The Australian dollar has fallen from 81 US cents at the start of 2018 to below 72 US cents recently
The Australian dollar has fallen from 81 US cents at the start of 2018 to below 72 US cents recently (with a few hiccups along the way). A lower dollar is bad news if you’re planning a trip to the United States, but what does it mean for the rest of us?
Well, it really depends. A lower dollar is good news for Australian companies selling goods and services overseas because it gives them a price advantage against global competitors. However, it’s not so good news for importers because they will pay more for goods made overseas. That means higher prices for consumers and higher inflation.
There are two sides to every story and that’s especially the case for exchange rates between pairs of currencies – the Aussie dollar’s fall is also the story of the greenback’s rise.
So, what’s driving the Aussie dollar?
“The US dollar is stronger than we thought, commodity prices and China’s economic growth are weaker than we thought, and US interest rates keep going up,” explains Joseph Capurso, Director of FX Strategy and International Economics at CommBank.
CommBank recently reduced its forecast for the Australian dollar to 72 US cents by December 2018 and 75 US cents by December 2019 for four main reasons:
1. The US Dollar is rising against most currencies
“The US economy is in strong shape, inflation is on target at 2%, its labour market is strong, the equity market is strong and tax cuts have resulted in US multinationals bringing money back to America,” says Capurso.
2. Commodity prices have been falling
A slight softening in global economic growth and escalating trade tensions will reduce demand for commodities. As a result, Australia’s terms of trade – the value of our exports minus imports – could drift lower over the next few years.

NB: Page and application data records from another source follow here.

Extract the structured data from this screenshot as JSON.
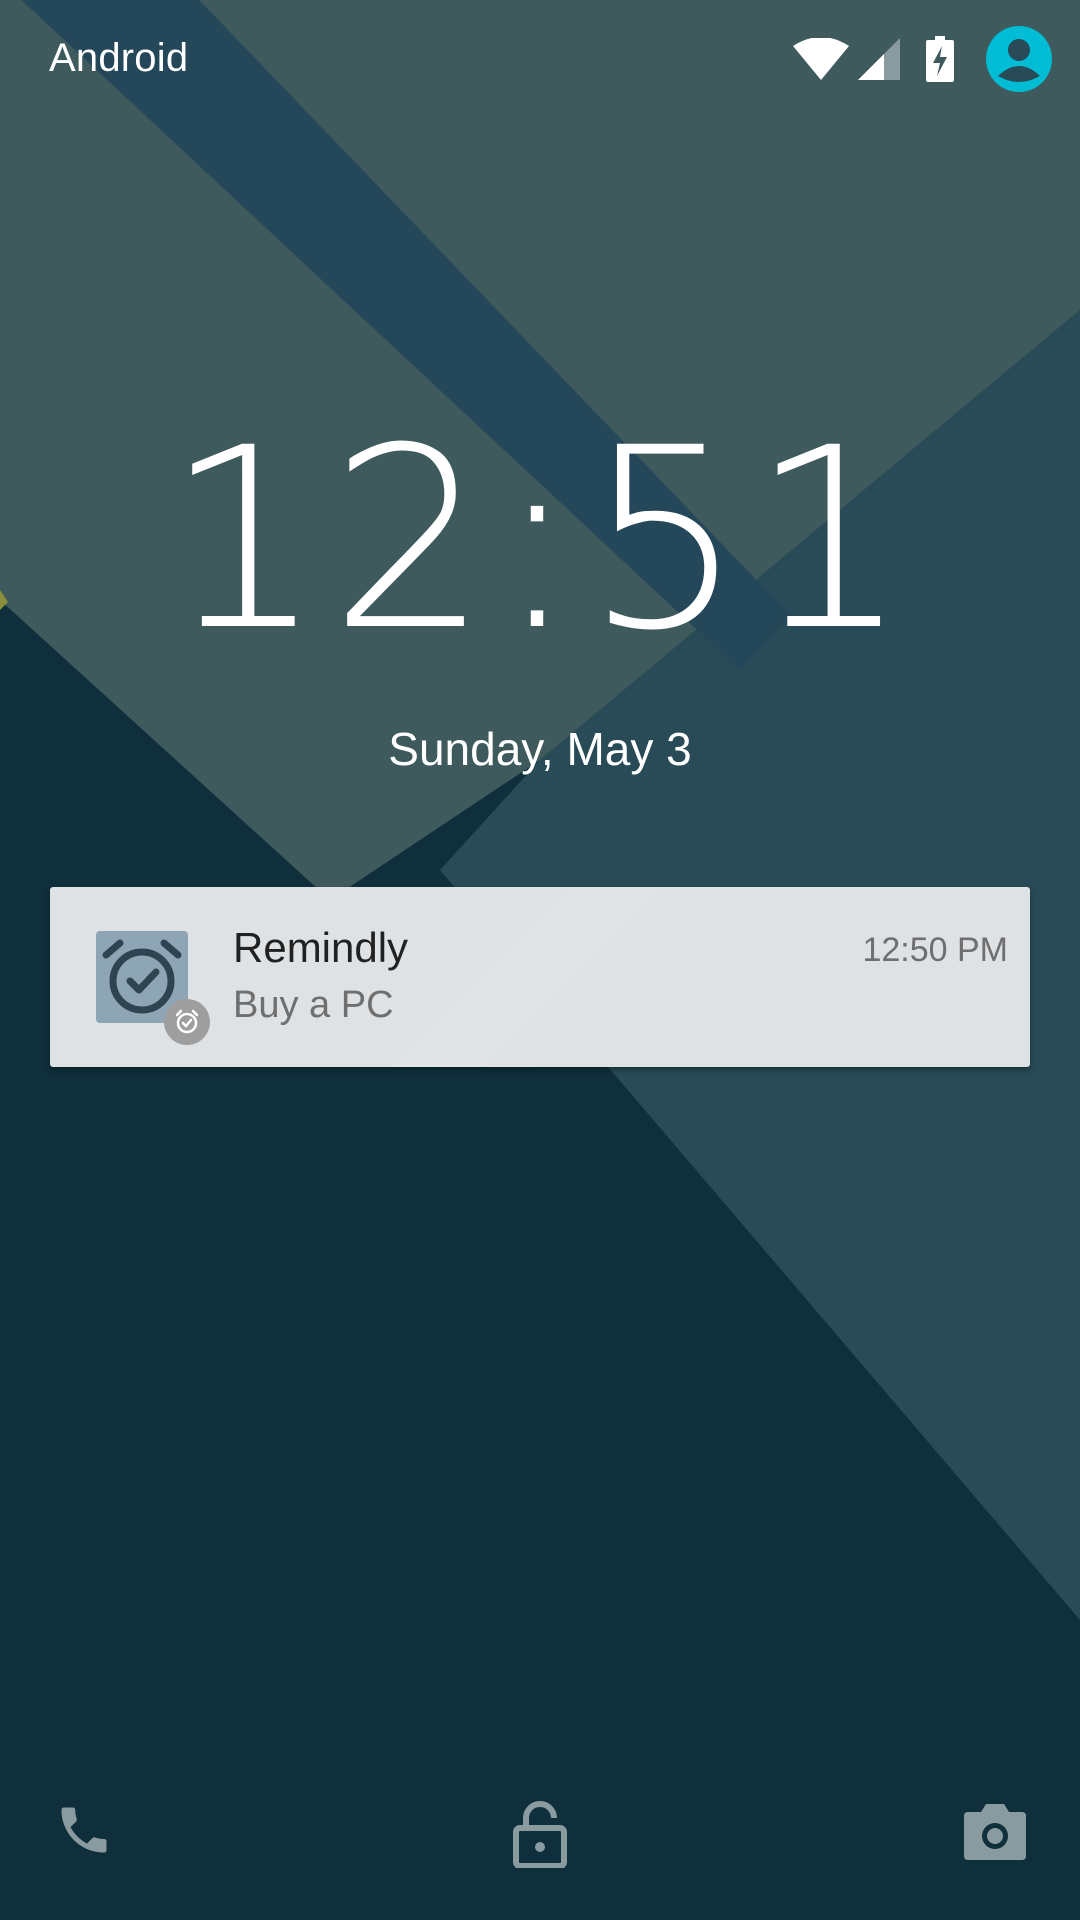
{
  "status_bar": {
    "carrier": "Android",
    "icons": [
      "wifi-icon",
      "cell-signal-icon",
      "battery-charging-icon",
      "user-avatar-icon"
    ],
    "avatar_color": "#00bcd4"
  },
  "lockscreen": {
    "time": "12:51",
    "date": "Sunday, May 3"
  },
  "notification": {
    "app_name": "Remindly",
    "text": "Buy a PC",
    "time": "12:50 PM",
    "icon": "alarm-check-icon",
    "badge_icon": "alarm-small-icon"
  },
  "bottom_bar": {
    "icons": [
      "phone-icon",
      "lock-icon",
      "camera-icon"
    ]
  },
  "colors": {
    "wallpaper_light": "#3f5a5d",
    "wallpaper_band": "#25475a",
    "wallpaper_dark": "#0f2f3c",
    "card_bg": "#dfe2e5"
  }
}
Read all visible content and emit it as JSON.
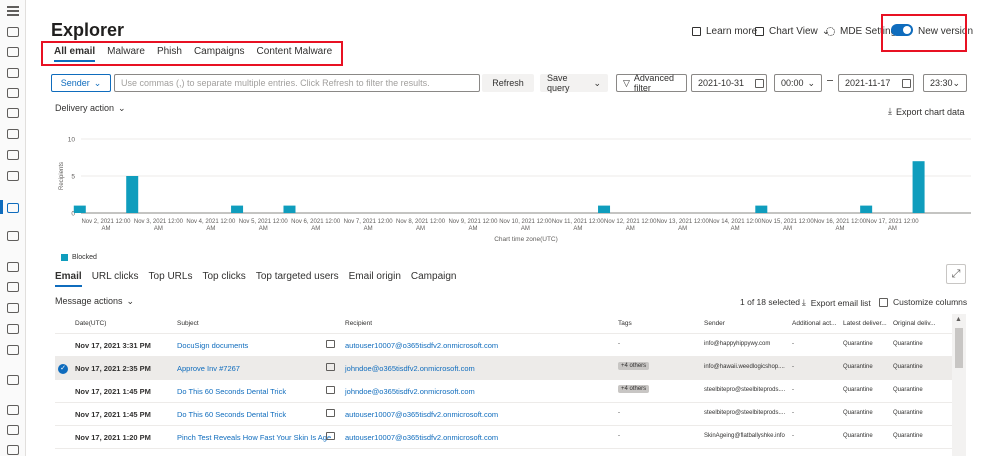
{
  "page": {
    "title": "Explorer",
    "learn_more": "Learn more",
    "chart_view": "Chart View",
    "mde_settings": "MDE Settings",
    "new_version": "New version"
  },
  "top_tabs": [
    "All email",
    "Malware",
    "Phish",
    "Campaigns",
    "Content Malware"
  ],
  "filter": {
    "sender_label": "Sender",
    "search_placeholder": "Use commas (,) to separate multiple entries. Click Refresh to filter the results.",
    "refresh": "Refresh",
    "save_query": "Save query",
    "advanced_filter": "Advanced filter",
    "start_date": "2021-10-31",
    "start_time": "00:00",
    "end_date": "2021-11-17",
    "end_time": "23:30"
  },
  "chart_header": {
    "delivery_action": "Delivery action",
    "export_chart": "Export chart data"
  },
  "chart_data": {
    "type": "bar",
    "ylabel": "Recipients",
    "xlabel": "Chart time zone(UTC)",
    "y_ticks": [
      "10",
      "5",
      "0"
    ],
    "ylim": [
      0,
      10
    ],
    "x_ticks": [
      "Nov 2, 2021 12:00 AM",
      "Nov 3, 2021 12:00 AM",
      "Nov 4, 2021 12:00 AM",
      "Nov 5, 2021 12:00 AM",
      "Nov 6, 2021 12:00 AM",
      "Nov 7, 2021 12:00 AM",
      "Nov 8, 2021 12:00 AM",
      "Nov 9, 2021 12:00 AM",
      "Nov 10, 2021 12:00 AM",
      "Nov 11, 2021 12:00 AM",
      "Nov 12, 2021 12:00 AM",
      "Nov 13, 2021 12:00 AM",
      "Nov 14, 2021 12:00 AM",
      "Nov 15, 2021 12:00 AM",
      "Nov 16, 2021 12:00 AM",
      "Nov 17, 2021 12:00 AM"
    ],
    "series": [
      {
        "name": "Blocked",
        "color": "#0f9dbd",
        "points": [
          {
            "x": "Nov 1, 2021 12:00 PM",
            "y": 1
          },
          {
            "x": "Nov 2, 2021 12:00 PM",
            "y": 5
          },
          {
            "x": "Nov 4, 2021 12:00 PM",
            "y": 1
          },
          {
            "x": "Nov 5, 2021 12:00 PM",
            "y": 1
          },
          {
            "x": "Nov 11, 2021 12:00 PM",
            "y": 1
          },
          {
            "x": "Nov 14, 2021 12:00 PM",
            "y": 1
          },
          {
            "x": "Nov 16, 2021 12:00 PM",
            "y": 1
          },
          {
            "x": "Nov 17, 2021 12:00 PM",
            "y": 7
          }
        ]
      }
    ],
    "legend_position": "bottom-left"
  },
  "lower_tabs": [
    "Email",
    "URL clicks",
    "Top URLs",
    "Top clicks",
    "Top targeted users",
    "Email origin",
    "Campaign"
  ],
  "list_toolbar": {
    "message_actions": "Message actions",
    "selected": "1 of 18 selected",
    "export_list": "Export email list",
    "customize": "Customize columns"
  },
  "columns": [
    "Date(UTC)",
    "Subject",
    "Recipient",
    "Tags",
    "Sender",
    "Additional act...",
    "Latest deliver...",
    "Original deliv..."
  ],
  "rows": [
    {
      "date": "Nov 17, 2021 3:31 PM",
      "subject": "DocuSign documents",
      "recipient": "autouser10007@o365tisdfv2.onmicrosoft.com",
      "tags": "-",
      "sender": "info@happyhippywy.com",
      "additional": "-",
      "latest": "Quarantine",
      "original": "Quarantine",
      "selected": false,
      "pill": false
    },
    {
      "date": "Nov 17, 2021 2:35 PM",
      "subject": "Approve Inv #7267",
      "recipient": "johndoe@o365tisdfv2.onmicrosoft.com",
      "tags": "+4 others",
      "sender": "info@hawaii.weedlogicshop....",
      "additional": "-",
      "latest": "Quarantine",
      "original": "Quarantine",
      "selected": true,
      "pill": true
    },
    {
      "date": "Nov 17, 2021 1:45 PM",
      "subject": "Do This 60 Seconds Dental Trick",
      "recipient": "johndoe@o365tisdfv2.onmicrosoft.com",
      "tags": "+4 others",
      "sender": "steelbitepro@steelbiteprods....",
      "additional": "-",
      "latest": "Quarantine",
      "original": "Quarantine",
      "selected": false,
      "pill": true
    },
    {
      "date": "Nov 17, 2021 1:45 PM",
      "subject": "Do This 60 Seconds Dental Trick",
      "recipient": "autouser10007@o365tisdfv2.onmicrosoft.com",
      "tags": "-",
      "sender": "steelbitepro@steelbiteprods....",
      "additional": "-",
      "latest": "Quarantine",
      "original": "Quarantine",
      "selected": false,
      "pill": false
    },
    {
      "date": "Nov 17, 2021 1:20 PM",
      "subject": "Pinch Test Reveals How Fast Your Skin Is Age",
      "recipient": "autouser10007@o365tisdfv2.onmicrosoft.com",
      "tags": "-",
      "sender": "SkinAgeing@flatballyshke.info",
      "additional": "-",
      "latest": "Quarantine",
      "original": "Quarantine",
      "selected": false,
      "pill": false
    }
  ]
}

“The Australian dollar trades as a commodity currency so it has followed commodity prices lower,” explains Capurso.
3. China’s growth is slowing
“Part of the reason for falling commodity prices (and the lower Australian dollar) is that China’s economy is softening faster than we thought,” says Capurso.
Falling Chinese interest rates and a depreciating currency are putting downward pressure on other Asian currencies – including ours – to remain competitive.
4. The widening interest rate gap
The US Federal Reserve has been lifting interest rates since 2015, from near zero to a range of 1.75–2.0%, with further increases pencilled in for the remainder of this year and 2019. The return to more ‘normal’ rates is due to solid growth in the US economy and unemployment hovering below 4%.
By comparison, Australia’s official cash rate has fallen over the same period and sits at an historic low of 1.5%. The next move is likely to be up, but not until there are clearer signs of economic growth.“We think the Reserve Bank will delay lifting rates until November next year,” says Capurso.
Higher US interest rates relative to Australia makes the US a more attractive destination for yield-seeking investors. As foreign money flows into the US market, demand for the US dollar increases and its value rises.
The Australian dollar against other foreign currencies
While the Australian dollar’s slide against the greenback grabs all the attention, it hasn’t moved nearly as much against other currencies. Against a basket of foreign currencies, tracked by the trade weighted index (TWI), the Aussie dollar has eased around 3.5% this year, compared with a fall of more than 7% against the greenback.
Currency markets are notoriously difficult to predict, but even if the Aussie dollar has further to fall it would provide a welcome boost to our famers, manufacturers and miners.